The United States and Russia possess around 90 percent of the world's nuclear weapons.

U.S. Defense Secretary Lloyd Austin and his Russian counterpart, Sergei Shoigu, have spoken by telephone about ongoing "strategic stability" talks launched last month after a recent presidential summit.

Pentagon spokesman John Kirby said on August 11 Austin and Shoigu discussed "transparency and risk-reduction efforts following the July 28 resumption of the U.S.-Russia Strategic Stability Dialogue."

The Russian Defense Ministry said the two talked about "the results of bilateral consultations on strategic stability, as well as issues of global and regional security."

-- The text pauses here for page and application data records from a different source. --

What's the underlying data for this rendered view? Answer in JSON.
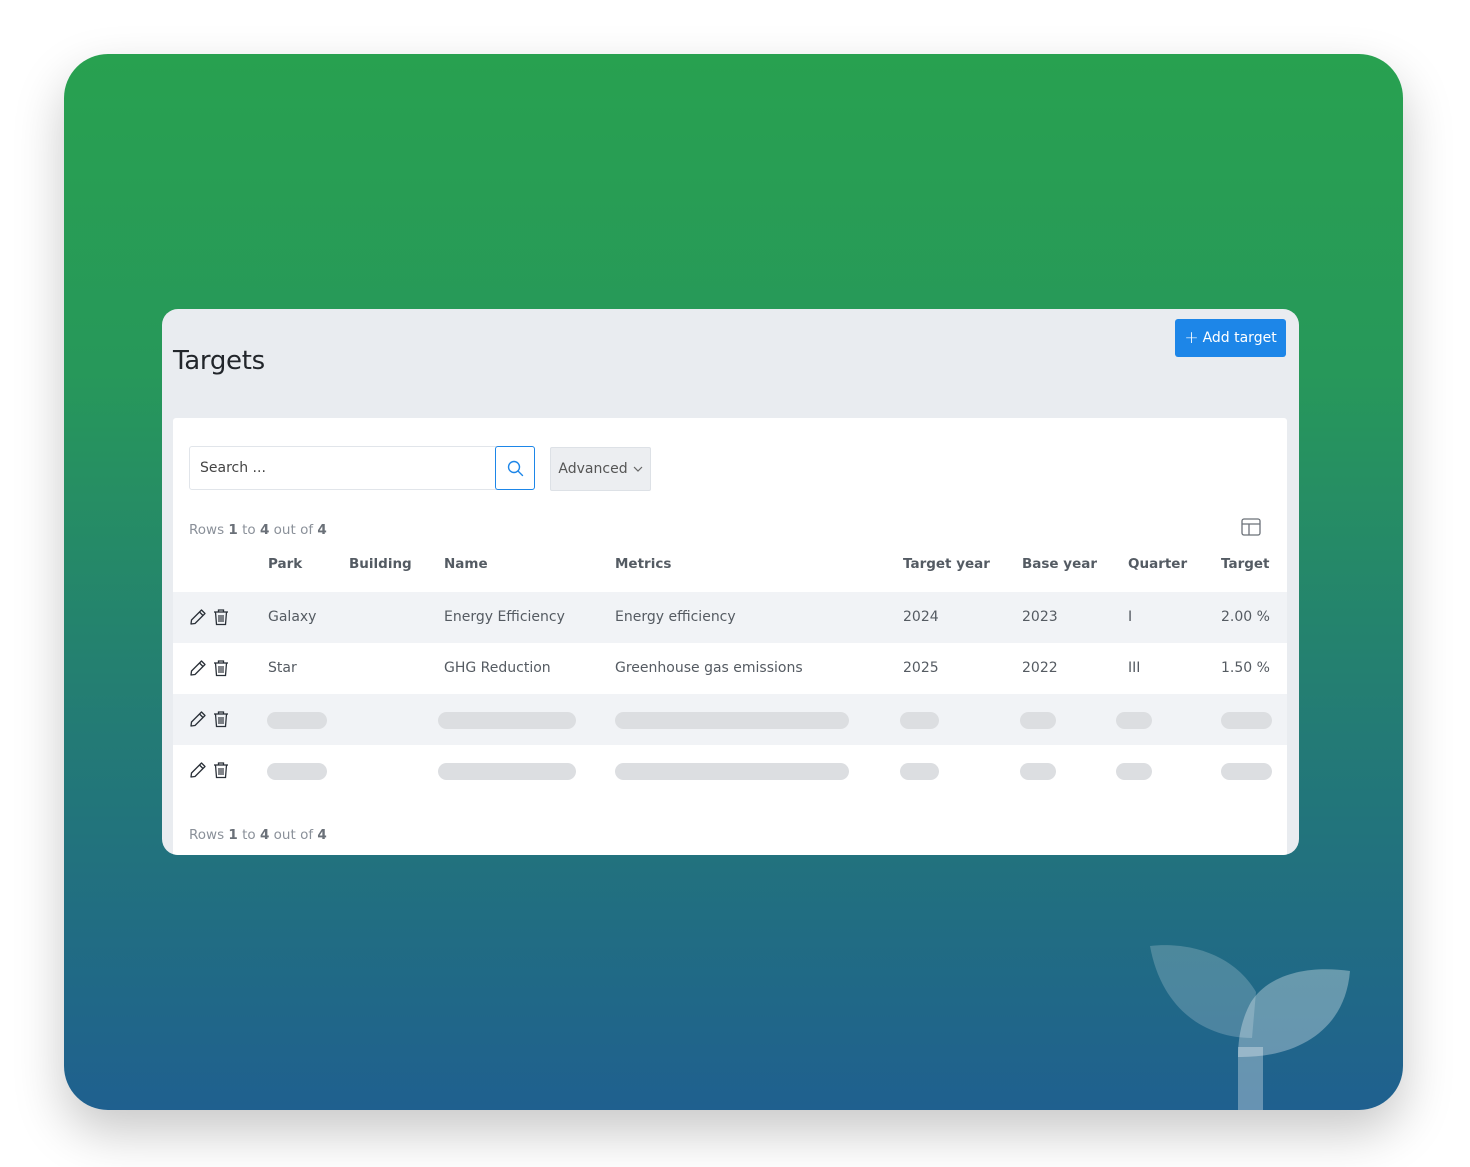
{
  "header": {
    "title": "Targets",
    "add_button_label": "Add target",
    "add_button_icon": "plus-icon"
  },
  "search": {
    "placeholder": "Search ...",
    "advanced_label": "Advanced"
  },
  "pagination": {
    "prefix": "Rows",
    "from": "1",
    "to_word": "to",
    "to": "4",
    "out_of_word": "out of",
    "total": "4"
  },
  "table": {
    "columns": [
      "Park",
      "Building",
      "Name",
      "Metrics",
      "Target year",
      "Base year",
      "Quarter",
      "Target"
    ],
    "rows": [
      {
        "park": "Galaxy",
        "building": "",
        "name": "Energy Efficiency",
        "metrics": "Energy efficiency",
        "target_year": "2024",
        "base_year": "2023",
        "quarter": "I",
        "target": "2.00 %"
      },
      {
        "park": "Star",
        "building": "",
        "name": "GHG Reduction",
        "metrics": "Greenhouse gas emissions",
        "target_year": "2025",
        "base_year": "2022",
        "quarter": "III",
        "target": "1.50 %"
      }
    ],
    "loading_rows": 2
  },
  "colors": {
    "accent": "#1d86e8",
    "gradient_top": "#28a150",
    "gradient_bottom": "#1f608f",
    "skeleton": "#dcdee1"
  }
}
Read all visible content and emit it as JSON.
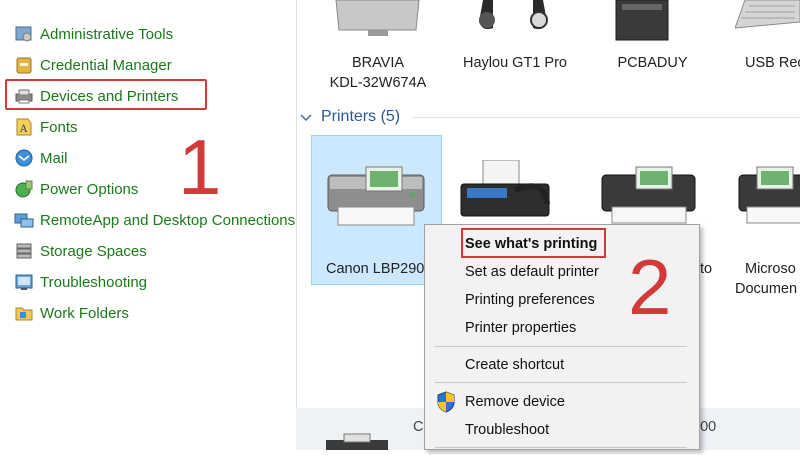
{
  "sidebar": {
    "items": [
      {
        "label": "Administrative Tools",
        "icon": "admin-tools-icon"
      },
      {
        "label": "Credential Manager",
        "icon": "credential-manager-icon"
      },
      {
        "label": "Devices and Printers",
        "icon": "devices-printers-icon"
      },
      {
        "label": "Fonts",
        "icon": "fonts-icon"
      },
      {
        "label": "Mail",
        "icon": "mail-icon"
      },
      {
        "label": "Power Options",
        "icon": "power-options-icon"
      },
      {
        "label": "RemoteApp and Desktop Connections",
        "icon": "remoteapp-icon"
      },
      {
        "label": "Storage Spaces",
        "icon": "storage-spaces-icon"
      },
      {
        "label": "Troubleshooting",
        "icon": "troubleshooting-icon"
      },
      {
        "label": "Work Folders",
        "icon": "work-folders-icon"
      }
    ]
  },
  "annotations": {
    "step1": "1",
    "step2": "2",
    "highlight_color": "#d23a3a"
  },
  "devices": {
    "items": [
      {
        "line1": "BRAVIA",
        "line2": "KDL-32W674A"
      },
      {
        "line1": "Haylou GT1 Pro"
      },
      {
        "line1": "PCBADUY"
      },
      {
        "line1": "USB Rec"
      }
    ]
  },
  "printers": {
    "header": "Printers (5)",
    "items": [
      {
        "label": "Canon LBP290"
      },
      {
        "label": "to"
      },
      {
        "line1": "Microso",
        "line2": "Documen"
      }
    ]
  },
  "context_menu": {
    "items": [
      {
        "label": "See what's printing"
      },
      {
        "label": "Set as default printer"
      },
      {
        "label": "Printing preferences"
      },
      {
        "label": "Printer properties"
      },
      {
        "label": "Create shortcut"
      },
      {
        "label": "Remove device"
      },
      {
        "label": "Troubleshoot"
      }
    ]
  },
  "bottom_row": {
    "left": "C",
    "right": "900"
  }
}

U.S. President Joe Biden and Russian President Vladimir Putin agreed at a summit at Lake Geneva in June to launch a bilateral dialogue on strategic stability to "lay the groundwork for future arms control and risk reduction measures" and officials from both sides met on July 28 in Geneva.

The rivals have been looking at specific issues such as how to move beyond the New START treaty that Biden and Putin have agreed to extend until 2026.

The United States and Russia possess around 90 percent of the world's nuclear weapons.

Moscow has said it wants Britain and France to become part of wider nuclear arms-control talks with the United States, while Washington continues to seek China's inclusion in the negotiations.

Deputy Secretary of State Wendy Sherman led the U.S. delegation and Deputy Foreign Minister Sergei Ryabkov led the Russian side for the one-day kickoff of the strategic security talks in Geneva on July 28.

The precise agenda of the talks has not been made public.

Both sides have said a further plenary round of high-level talks will take place in late September.

Based on reporting by Reuters and TASS